→ **EXERCISE DESCRIPTION**: Extract the whole listing as it stands. Do not include the pictures.

→ **INPUT DATA**:

---

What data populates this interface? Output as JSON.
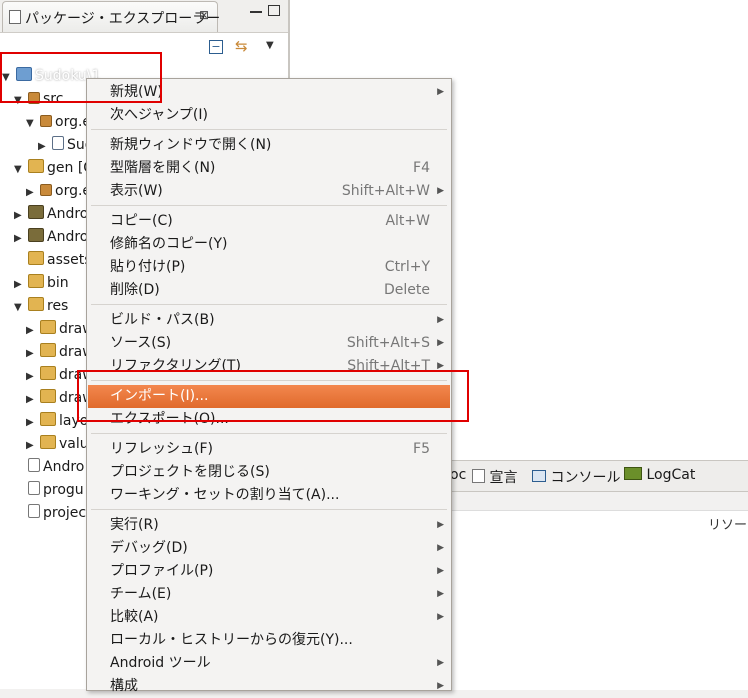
{
  "explorer": {
    "title": "パッケージ・エクスプローラー",
    "close": "⊠",
    "tree": [
      {
        "label": "Sudoku\\1",
        "arrow": "▼",
        "icon": "prj"
      },
      {
        "label": "src",
        "arrow": "▼",
        "icon": "pkg"
      },
      {
        "label": "org.e",
        "arrow": "▼",
        "icon": "pkg"
      },
      {
        "label": "Sud",
        "arrow": "▶",
        "icon": "jav"
      },
      {
        "label": "gen [G",
        "arrow": "▼",
        "icon": "fld"
      },
      {
        "label": "org.e",
        "arrow": "▶",
        "icon": "pkg"
      },
      {
        "label": "Andro",
        "arrow": "▶",
        "icon": "lib"
      },
      {
        "label": "Andro",
        "arrow": "▶",
        "icon": "lib"
      },
      {
        "label": "assets",
        "arrow": "",
        "icon": "fld"
      },
      {
        "label": "bin",
        "arrow": "▶",
        "icon": "fld"
      },
      {
        "label": "res",
        "arrow": "▼",
        "icon": "fld"
      },
      {
        "label": "draw",
        "arrow": "▶",
        "icon": "fld"
      },
      {
        "label": "draw",
        "arrow": "▶",
        "icon": "fld"
      },
      {
        "label": "draw",
        "arrow": "▶",
        "icon": "fld"
      },
      {
        "label": "draw",
        "arrow": "▶",
        "icon": "fld"
      },
      {
        "label": "layo",
        "arrow": "▶",
        "icon": "fld"
      },
      {
        "label": "valu",
        "arrow": "▶",
        "icon": "fld"
      },
      {
        "label": "Andro",
        "arrow": "",
        "icon": "fil"
      },
      {
        "label": "progu",
        "arrow": "",
        "icon": "fil"
      },
      {
        "label": "projec",
        "arrow": "",
        "icon": "fil"
      }
    ]
  },
  "bottom_tabs": [
    "oc",
    "宣言",
    "コンソール",
    "LogCat"
  ],
  "bottom_view_header": "リソー",
  "menu": [
    {
      "label": "新規(W)",
      "accel": "",
      "sub": true
    },
    {
      "label": "次へジャンプ(I)",
      "accel": "",
      "sub": false
    },
    {
      "label": "新規ウィンドウで開く(N)",
      "accel": "",
      "sub": false
    },
    {
      "label": "型階層を開く(N)",
      "accel": "F4",
      "sub": false
    },
    {
      "label": "表示(W)",
      "accel": "Shift+Alt+W",
      "sub": true
    },
    {
      "label": "コピー(C)",
      "accel": "Alt+W",
      "sub": false
    },
    {
      "label": "修飾名のコピー(Y)",
      "accel": "",
      "sub": false
    },
    {
      "label": "貼り付け(P)",
      "accel": "Ctrl+Y",
      "sub": false
    },
    {
      "label": "削除(D)",
      "accel": "Delete",
      "sub": false
    },
    {
      "label": "ビルド・パス(B)",
      "accel": "",
      "sub": true
    },
    {
      "label": "ソース(S)",
      "accel": "Shift+Alt+S",
      "sub": true
    },
    {
      "label": "リファクタリング(T)",
      "accel": "Shift+Alt+T",
      "sub": true
    },
    {
      "label": "インポート(I)...",
      "accel": "",
      "sub": false
    },
    {
      "label": "エクスポート(O)...",
      "accel": "",
      "sub": false
    },
    {
      "label": "リフレッシュ(F)",
      "accel": "F5",
      "sub": false
    },
    {
      "label": "プロジェクトを閉じる(S)",
      "accel": "",
      "sub": false
    },
    {
      "label": "ワーキング・セットの割り当て(A)...",
      "accel": "",
      "sub": false
    },
    {
      "label": "実行(R)",
      "accel": "",
      "sub": true
    },
    {
      "label": "デバッグ(D)",
      "accel": "",
      "sub": true
    },
    {
      "label": "プロファイル(P)",
      "accel": "",
      "sub": true
    },
    {
      "label": "チーム(E)",
      "accel": "",
      "sub": true
    },
    {
      "label": "比較(A)",
      "accel": "",
      "sub": true
    },
    {
      "label": "ローカル・ヒストリーからの復元(Y)...",
      "accel": "",
      "sub": false
    },
    {
      "label": "Android ツール",
      "accel": "",
      "sub": true
    },
    {
      "label": "構成",
      "accel": "",
      "sub": true
    }
  ],
  "highlight_color": "#e8733a",
  "annotation_color": "#e00000"
}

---

→ **RESPONSE**:
What data populates this interface? Output as JSON.
{
  "explorer": {
    "title": "パッケージ・エクスプローラー",
    "close": "⊠",
    "tree": [
      {
        "label": "Sudoku\\1",
        "arrow": "▼",
        "icon": "prj"
      },
      {
        "label": "src",
        "arrow": "▼",
        "icon": "pkg"
      },
      {
        "label": "org.e",
        "arrow": "▼",
        "icon": "pkg"
      },
      {
        "label": "Sud",
        "arrow": "▶",
        "icon": "jav"
      },
      {
        "label": "gen [G",
        "arrow": "▼",
        "icon": "fld"
      },
      {
        "label": "org.e",
        "arrow": "▶",
        "icon": "pkg"
      },
      {
        "label": "Andro",
        "arrow": "▶",
        "icon": "lib"
      },
      {
        "label": "Andro",
        "arrow": "▶",
        "icon": "lib"
      },
      {
        "label": "assets",
        "arrow": "",
        "icon": "fld"
      },
      {
        "label": "bin",
        "arrow": "▶",
        "icon": "fld"
      },
      {
        "label": "res",
        "arrow": "▼",
        "icon": "fld"
      },
      {
        "label": "draw",
        "arrow": "▶",
        "icon": "fld"
      },
      {
        "label": "draw",
        "arrow": "▶",
        "icon": "fld"
      },
      {
        "label": "draw",
        "arrow": "▶",
        "icon": "fld"
      },
      {
        "label": "draw",
        "arrow": "▶",
        "icon": "fld"
      },
      {
        "label": "layo",
        "arrow": "▶",
        "icon": "fld"
      },
      {
        "label": "valu",
        "arrow": "▶",
        "icon": "fld"
      },
      {
        "label": "Andro",
        "arrow": "",
        "icon": "fil"
      },
      {
        "label": "progu",
        "arrow": "",
        "icon": "fil"
      },
      {
        "label": "projec",
        "arrow": "",
        "icon": "fil"
      }
    ]
  },
  "bottom_tabs": [
    "oc",
    "宣言",
    "コンソール",
    "LogCat"
  ],
  "bottom_view_header": "リソー",
  "menu": [
    {
      "label": "新規(W)",
      "accel": "",
      "sub": true
    },
    {
      "label": "次へジャンプ(I)",
      "accel": "",
      "sub": false
    },
    {
      "label": "新規ウィンドウで開く(N)",
      "accel": "",
      "sub": false
    },
    {
      "label": "型階層を開く(N)",
      "accel": "F4",
      "sub": false
    },
    {
      "label": "表示(W)",
      "accel": "Shift+Alt+W",
      "sub": true
    },
    {
      "label": "コピー(C)",
      "accel": "Alt+W",
      "sub": false
    },
    {
      "label": "修飾名のコピー(Y)",
      "accel": "",
      "sub": false
    },
    {
      "label": "貼り付け(P)",
      "accel": "Ctrl+Y",
      "sub": false
    },
    {
      "label": "削除(D)",
      "accel": "Delete",
      "sub": false
    },
    {
      "label": "ビルド・パス(B)",
      "accel": "",
      "sub": true
    },
    {
      "label": "ソース(S)",
      "accel": "Shift+Alt+S",
      "sub": true
    },
    {
      "label": "リファクタリング(T)",
      "accel": "Shift+Alt+T",
      "sub": true
    },
    {
      "label": "インポート(I)...",
      "accel": "",
      "sub": false
    },
    {
      "label": "エクスポート(O)...",
      "accel": "",
      "sub": false
    },
    {
      "label": "リフレッシュ(F)",
      "accel": "F5",
      "sub": false
    },
    {
      "label": "プロジェクトを閉じる(S)",
      "accel": "",
      "sub": false
    },
    {
      "label": "ワーキング・セットの割り当て(A)...",
      "accel": "",
      "sub": false
    },
    {
      "label": "実行(R)",
      "accel": "",
      "sub": true
    },
    {
      "label": "デバッグ(D)",
      "accel": "",
      "sub": true
    },
    {
      "label": "プロファイル(P)",
      "accel": "",
      "sub": true
    },
    {
      "label": "チーム(E)",
      "accel": "",
      "sub": true
    },
    {
      "label": "比較(A)",
      "accel": "",
      "sub": true
    },
    {
      "label": "ローカル・ヒストリーからの復元(Y)...",
      "accel": "",
      "sub": false
    },
    {
      "label": "Android ツール",
      "accel": "",
      "sub": true
    },
    {
      "label": "構成",
      "accel": "",
      "sub": true
    }
  ],
  "highlight_color": "#e8733a",
  "annotation_color": "#e00000"
}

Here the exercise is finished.